* [What you should do]
Nothing but a number should be given: how many lines in the entries below include the string "Policies".

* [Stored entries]
--- START ---
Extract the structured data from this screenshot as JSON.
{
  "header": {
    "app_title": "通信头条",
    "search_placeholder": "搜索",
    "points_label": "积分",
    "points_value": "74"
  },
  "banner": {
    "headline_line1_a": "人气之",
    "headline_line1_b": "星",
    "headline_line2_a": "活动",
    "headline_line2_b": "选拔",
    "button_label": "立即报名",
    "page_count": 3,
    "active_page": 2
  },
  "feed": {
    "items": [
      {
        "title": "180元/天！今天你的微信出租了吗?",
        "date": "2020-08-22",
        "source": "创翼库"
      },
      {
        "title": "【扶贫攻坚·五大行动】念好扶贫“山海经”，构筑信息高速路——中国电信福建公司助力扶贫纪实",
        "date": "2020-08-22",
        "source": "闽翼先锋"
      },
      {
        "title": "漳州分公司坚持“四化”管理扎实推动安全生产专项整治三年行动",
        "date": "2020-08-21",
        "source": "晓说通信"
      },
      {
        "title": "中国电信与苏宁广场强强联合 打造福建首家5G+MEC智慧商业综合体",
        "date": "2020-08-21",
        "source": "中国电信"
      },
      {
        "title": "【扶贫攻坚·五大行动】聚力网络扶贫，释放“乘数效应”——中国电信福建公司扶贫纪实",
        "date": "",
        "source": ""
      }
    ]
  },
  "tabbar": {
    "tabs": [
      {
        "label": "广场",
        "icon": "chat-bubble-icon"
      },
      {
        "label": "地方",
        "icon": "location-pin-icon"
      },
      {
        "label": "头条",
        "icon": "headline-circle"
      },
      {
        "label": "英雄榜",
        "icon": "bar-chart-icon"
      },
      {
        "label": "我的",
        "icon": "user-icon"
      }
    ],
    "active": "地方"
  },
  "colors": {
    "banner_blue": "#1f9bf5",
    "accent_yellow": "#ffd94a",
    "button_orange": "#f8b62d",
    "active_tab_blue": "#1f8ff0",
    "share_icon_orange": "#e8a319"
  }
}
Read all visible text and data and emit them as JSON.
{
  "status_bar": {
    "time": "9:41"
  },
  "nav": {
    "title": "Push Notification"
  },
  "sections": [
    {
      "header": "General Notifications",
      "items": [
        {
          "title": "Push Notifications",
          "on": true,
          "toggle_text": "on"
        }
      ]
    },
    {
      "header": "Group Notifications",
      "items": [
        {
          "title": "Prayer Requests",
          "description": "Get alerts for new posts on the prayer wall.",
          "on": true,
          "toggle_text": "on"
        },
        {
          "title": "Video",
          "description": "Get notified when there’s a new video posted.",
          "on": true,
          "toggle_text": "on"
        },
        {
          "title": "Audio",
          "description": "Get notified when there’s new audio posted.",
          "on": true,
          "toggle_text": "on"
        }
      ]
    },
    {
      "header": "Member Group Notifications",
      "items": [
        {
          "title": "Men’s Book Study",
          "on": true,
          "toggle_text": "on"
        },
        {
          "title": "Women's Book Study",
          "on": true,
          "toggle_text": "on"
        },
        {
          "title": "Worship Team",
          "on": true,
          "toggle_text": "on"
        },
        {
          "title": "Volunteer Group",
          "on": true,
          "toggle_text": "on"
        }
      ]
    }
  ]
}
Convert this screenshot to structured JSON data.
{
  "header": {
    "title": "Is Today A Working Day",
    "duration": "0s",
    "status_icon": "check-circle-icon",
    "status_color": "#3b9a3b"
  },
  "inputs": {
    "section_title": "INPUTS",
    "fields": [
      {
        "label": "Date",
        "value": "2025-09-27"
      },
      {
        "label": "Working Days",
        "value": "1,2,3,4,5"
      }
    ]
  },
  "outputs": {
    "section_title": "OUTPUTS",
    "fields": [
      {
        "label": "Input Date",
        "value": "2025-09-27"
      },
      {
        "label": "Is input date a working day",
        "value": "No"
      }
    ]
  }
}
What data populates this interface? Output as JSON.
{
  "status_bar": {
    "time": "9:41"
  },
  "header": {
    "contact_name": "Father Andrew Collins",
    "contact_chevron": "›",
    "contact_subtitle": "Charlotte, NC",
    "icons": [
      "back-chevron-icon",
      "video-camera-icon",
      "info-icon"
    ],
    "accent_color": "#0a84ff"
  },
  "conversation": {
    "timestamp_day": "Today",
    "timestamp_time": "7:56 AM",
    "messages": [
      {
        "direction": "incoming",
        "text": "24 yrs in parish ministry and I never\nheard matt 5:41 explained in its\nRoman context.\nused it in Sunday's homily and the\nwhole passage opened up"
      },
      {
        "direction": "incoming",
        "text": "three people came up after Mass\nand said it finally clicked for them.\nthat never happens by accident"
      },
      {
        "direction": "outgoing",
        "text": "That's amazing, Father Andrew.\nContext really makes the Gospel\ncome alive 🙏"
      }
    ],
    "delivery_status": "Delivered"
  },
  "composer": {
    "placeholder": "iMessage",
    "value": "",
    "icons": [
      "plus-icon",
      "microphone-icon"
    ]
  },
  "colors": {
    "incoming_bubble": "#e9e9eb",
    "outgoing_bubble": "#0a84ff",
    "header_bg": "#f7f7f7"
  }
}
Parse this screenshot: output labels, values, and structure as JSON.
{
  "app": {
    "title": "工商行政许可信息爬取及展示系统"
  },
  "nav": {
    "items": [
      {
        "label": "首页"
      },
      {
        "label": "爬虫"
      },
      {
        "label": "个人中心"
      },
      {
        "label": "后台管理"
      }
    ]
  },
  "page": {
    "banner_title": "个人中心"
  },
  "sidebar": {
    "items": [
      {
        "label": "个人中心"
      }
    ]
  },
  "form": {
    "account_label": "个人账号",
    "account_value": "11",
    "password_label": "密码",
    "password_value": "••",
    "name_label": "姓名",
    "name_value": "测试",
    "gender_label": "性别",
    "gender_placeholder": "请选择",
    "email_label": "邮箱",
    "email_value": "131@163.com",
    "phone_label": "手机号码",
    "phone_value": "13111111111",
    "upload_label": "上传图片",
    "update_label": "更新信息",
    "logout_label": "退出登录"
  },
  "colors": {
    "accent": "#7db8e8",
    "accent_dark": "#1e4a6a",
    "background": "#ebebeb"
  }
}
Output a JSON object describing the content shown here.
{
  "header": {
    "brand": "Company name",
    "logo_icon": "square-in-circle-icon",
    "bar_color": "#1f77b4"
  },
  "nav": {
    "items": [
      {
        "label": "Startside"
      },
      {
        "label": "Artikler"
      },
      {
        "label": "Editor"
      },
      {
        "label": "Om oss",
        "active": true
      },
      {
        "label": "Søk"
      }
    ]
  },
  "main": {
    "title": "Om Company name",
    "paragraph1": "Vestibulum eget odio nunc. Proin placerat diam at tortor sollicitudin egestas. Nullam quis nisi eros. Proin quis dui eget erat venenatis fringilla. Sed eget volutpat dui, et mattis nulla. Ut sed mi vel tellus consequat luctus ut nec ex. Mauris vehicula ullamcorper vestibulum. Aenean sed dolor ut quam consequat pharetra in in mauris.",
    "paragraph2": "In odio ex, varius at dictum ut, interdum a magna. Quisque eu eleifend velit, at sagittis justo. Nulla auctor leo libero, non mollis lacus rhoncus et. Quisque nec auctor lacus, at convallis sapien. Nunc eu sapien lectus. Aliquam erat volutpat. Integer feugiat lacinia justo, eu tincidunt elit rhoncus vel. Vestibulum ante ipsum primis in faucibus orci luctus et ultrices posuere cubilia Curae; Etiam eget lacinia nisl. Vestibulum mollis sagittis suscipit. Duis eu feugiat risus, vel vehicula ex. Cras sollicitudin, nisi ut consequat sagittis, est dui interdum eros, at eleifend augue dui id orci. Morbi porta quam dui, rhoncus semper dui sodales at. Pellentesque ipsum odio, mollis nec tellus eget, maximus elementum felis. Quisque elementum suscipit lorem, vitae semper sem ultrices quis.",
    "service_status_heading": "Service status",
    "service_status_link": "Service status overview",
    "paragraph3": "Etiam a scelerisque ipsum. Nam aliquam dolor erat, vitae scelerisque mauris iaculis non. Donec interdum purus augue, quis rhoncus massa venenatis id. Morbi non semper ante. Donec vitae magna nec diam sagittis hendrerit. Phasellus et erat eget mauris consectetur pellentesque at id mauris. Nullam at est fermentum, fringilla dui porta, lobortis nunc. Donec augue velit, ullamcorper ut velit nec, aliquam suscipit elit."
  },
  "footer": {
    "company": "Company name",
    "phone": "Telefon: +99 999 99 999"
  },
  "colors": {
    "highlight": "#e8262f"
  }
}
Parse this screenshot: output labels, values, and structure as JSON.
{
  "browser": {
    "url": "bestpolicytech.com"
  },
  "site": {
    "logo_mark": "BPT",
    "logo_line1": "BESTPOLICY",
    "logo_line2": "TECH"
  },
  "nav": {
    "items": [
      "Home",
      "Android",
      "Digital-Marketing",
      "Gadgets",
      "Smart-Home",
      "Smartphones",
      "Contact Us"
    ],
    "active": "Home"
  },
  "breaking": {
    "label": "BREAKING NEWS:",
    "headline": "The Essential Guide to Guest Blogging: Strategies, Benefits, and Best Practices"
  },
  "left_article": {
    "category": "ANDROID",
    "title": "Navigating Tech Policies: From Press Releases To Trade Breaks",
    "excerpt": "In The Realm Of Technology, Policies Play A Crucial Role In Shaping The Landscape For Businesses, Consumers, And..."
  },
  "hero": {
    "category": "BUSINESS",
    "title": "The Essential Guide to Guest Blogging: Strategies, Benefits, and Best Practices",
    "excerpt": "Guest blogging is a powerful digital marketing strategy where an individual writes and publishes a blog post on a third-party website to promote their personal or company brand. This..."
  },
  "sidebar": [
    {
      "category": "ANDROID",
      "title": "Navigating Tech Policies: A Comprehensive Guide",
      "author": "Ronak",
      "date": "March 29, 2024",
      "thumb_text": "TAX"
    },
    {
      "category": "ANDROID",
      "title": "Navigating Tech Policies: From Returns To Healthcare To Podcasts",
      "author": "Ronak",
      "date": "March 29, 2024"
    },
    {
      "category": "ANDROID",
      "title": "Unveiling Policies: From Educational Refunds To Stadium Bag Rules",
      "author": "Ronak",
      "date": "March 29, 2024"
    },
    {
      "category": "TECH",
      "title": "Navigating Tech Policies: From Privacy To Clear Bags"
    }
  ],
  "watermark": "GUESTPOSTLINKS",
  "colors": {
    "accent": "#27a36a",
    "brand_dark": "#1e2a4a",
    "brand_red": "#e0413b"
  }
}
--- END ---
* [Task response]
6